WASHINGTON (AP) — A divided federal appeals court has ruled that government employees involved in sensitive but noncritical national security work aren't entitled to a key civil service protection available to other government workers.
The 7-3 ruling Tuesday by the U.S. Court of Appeals in Washington said the Merit Systems Protection Board can't review dismissals and demotions of government employees who hold sensitive national security positions that aren't deemed critical — even if their jobs don't require access to classified information.
Critics said the decision would significantly erode civil service protections for federal workers.
In a case involving Defense Department employees, the merit systems board said a 1988 Supreme Court ruling limiting board review of national security cases applied only if classified information was involved. But the appeals court ruled that the Supreme Court decision was broader.
"Its principles instead require that courts refrain from second-guessing DOD national security determinations concerning eligibility of an individual to occupy a sensitive position, which may not necessarily involve access to classified information," wrote Judge Evan Wallach.
"Courts have long recognized that sensitive but unclassified material can be vital to national security," he wrote.

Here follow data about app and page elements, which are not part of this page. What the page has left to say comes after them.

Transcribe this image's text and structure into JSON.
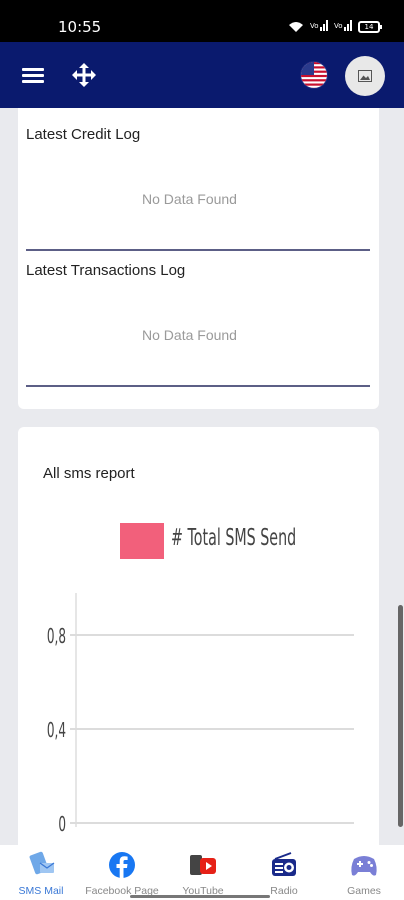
{
  "status_bar": {
    "time": "10:55",
    "signal_text_1": "Vo",
    "signal_text_2": "Vo",
    "battery": "14"
  },
  "app_bar": {
    "background_color": "#0a1a6e",
    "menu_icon": "hamburger-icon",
    "move_icon": "move-arrows-icon",
    "language_flag": "us-flag-icon",
    "avatar_icon": "image-placeholder-icon"
  },
  "credit_log": {
    "title": "Latest Credit Log",
    "empty_text": "No Data Found"
  },
  "transactions_log": {
    "title": "Latest Transactions Log",
    "empty_text": "No Data Found"
  },
  "sms_report": {
    "title": "All sms report"
  },
  "chart_data": {
    "type": "bar",
    "title": "",
    "series": [
      {
        "name": "# Total SMS Send",
        "color": "#f2607b",
        "values": []
      }
    ],
    "categories": [],
    "y_ticks": [
      "0",
      "0,4",
      "0,8"
    ],
    "ylim": [
      0,
      1
    ],
    "grid": true,
    "legend_position": "top"
  },
  "bottom_nav": {
    "items": [
      {
        "label": "SMS Mail",
        "icon": "sms-mail-icon",
        "active": true
      },
      {
        "label": "Facebook Page",
        "icon": "facebook-icon",
        "active": false
      },
      {
        "label": "YouTube",
        "icon": "youtube-icon",
        "active": false
      },
      {
        "label": "Radio",
        "icon": "radio-icon",
        "active": false
      },
      {
        "label": "Games",
        "icon": "gamepad-icon",
        "active": false
      }
    ],
    "active_color": "#3a78d6"
  }
}
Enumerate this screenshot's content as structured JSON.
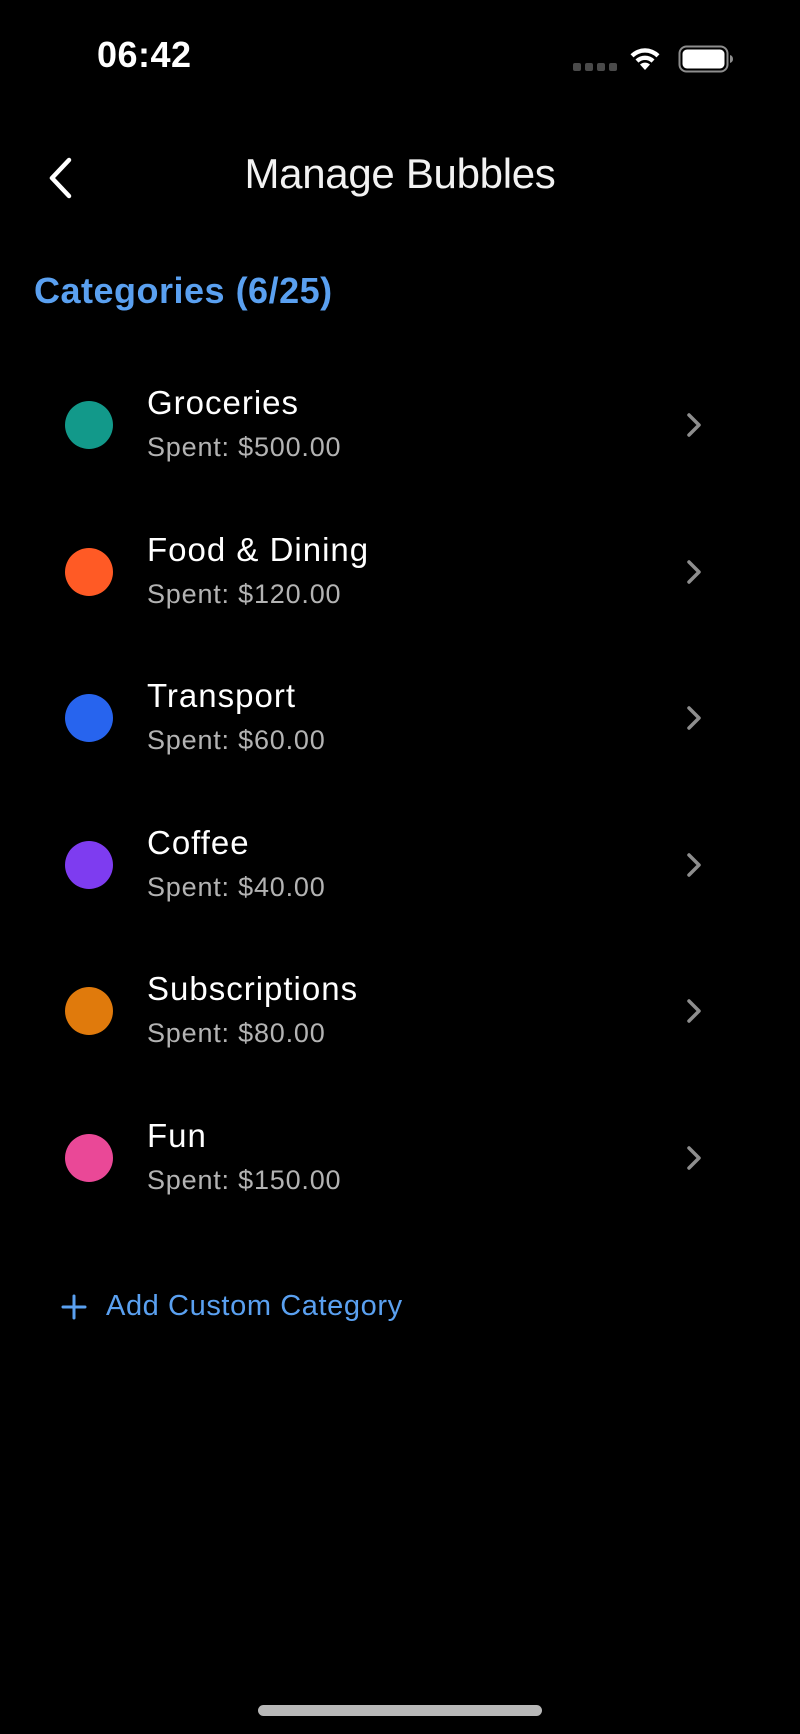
{
  "status_bar": {
    "time": "06:42"
  },
  "nav": {
    "title": "Manage Bubbles"
  },
  "section": {
    "heading": "Categories (6/25)"
  },
  "categories": [
    {
      "name": "Groceries",
      "spent": "Spent: $500.00",
      "color": "#12998a"
    },
    {
      "name": "Food & Dining",
      "spent": "Spent: $120.00",
      "color": "#ff5a25"
    },
    {
      "name": "Transport",
      "spent": "Spent: $60.00",
      "color": "#2764ee"
    },
    {
      "name": "Coffee",
      "spent": "Spent: $40.00",
      "color": "#7e3cf0"
    },
    {
      "name": "Subscriptions",
      "spent": "Spent: $80.00",
      "color": "#e07a0c"
    },
    {
      "name": "Fun",
      "spent": "Spent: $150.00",
      "color": "#ea4897"
    }
  ],
  "add_button": {
    "label": "Add Custom Category"
  },
  "colors": {
    "accent": "#5aa0f0",
    "background": "#000000",
    "secondary_text": "#b3b3b3"
  },
  "icons": {
    "back": "chevron-left-icon",
    "row_chevron": "chevron-right-icon",
    "add": "plus-icon",
    "wifi": "wifi-icon",
    "battery": "battery-icon"
  }
}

Wallach added that it was "naive" to say that employees without direct access to classified information can't affect national security.